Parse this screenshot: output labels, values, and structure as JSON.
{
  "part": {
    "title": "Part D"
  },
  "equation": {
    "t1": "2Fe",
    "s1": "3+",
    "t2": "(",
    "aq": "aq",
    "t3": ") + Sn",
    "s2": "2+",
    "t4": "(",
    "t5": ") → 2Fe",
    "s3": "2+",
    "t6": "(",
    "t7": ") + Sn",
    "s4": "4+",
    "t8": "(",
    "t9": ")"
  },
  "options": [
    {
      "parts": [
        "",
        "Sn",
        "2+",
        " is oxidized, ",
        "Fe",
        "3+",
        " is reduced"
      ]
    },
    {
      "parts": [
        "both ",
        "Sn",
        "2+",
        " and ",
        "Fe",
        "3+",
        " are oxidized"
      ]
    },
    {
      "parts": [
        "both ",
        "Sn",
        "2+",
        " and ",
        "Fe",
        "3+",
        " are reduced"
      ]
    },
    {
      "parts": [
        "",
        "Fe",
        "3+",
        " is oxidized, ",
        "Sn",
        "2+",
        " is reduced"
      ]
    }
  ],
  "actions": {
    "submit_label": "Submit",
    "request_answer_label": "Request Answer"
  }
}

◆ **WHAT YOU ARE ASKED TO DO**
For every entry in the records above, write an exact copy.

◆ **FINISHED EXERCISE**
Parse this screenshot: output labels, values, and structure as JSON.
{
  "part": {
    "title": "Part D"
  },
  "equation": {
    "t1": "2Fe",
    "s1": "3+",
    "t2": "(",
    "aq": "aq",
    "t3": ") + Sn",
    "s2": "2+",
    "t4": "(",
    "t5": ") → 2Fe",
    "s3": "2+",
    "t6": "(",
    "t7": ") + Sn",
    "s4": "4+",
    "t8": "(",
    "t9": ")"
  },
  "options": [
    {
      "parts": [
        "",
        "Sn",
        "2+",
        " is oxidized, ",
        "Fe",
        "3+",
        " is reduced"
      ]
    },
    {
      "parts": [
        "both ",
        "Sn",
        "2+",
        " and ",
        "Fe",
        "3+",
        " are oxidized"
      ]
    },
    {
      "parts": [
        "both ",
        "Sn",
        "2+",
        " and ",
        "Fe",
        "3+",
        " are reduced"
      ]
    },
    {
      "parts": [
        "",
        "Fe",
        "3+",
        " is oxidized, ",
        "Sn",
        "2+",
        " is reduced"
      ]
    }
  ],
  "actions": {
    "submit_label": "Submit",
    "request_answer_label": "Request Answer"
  }
}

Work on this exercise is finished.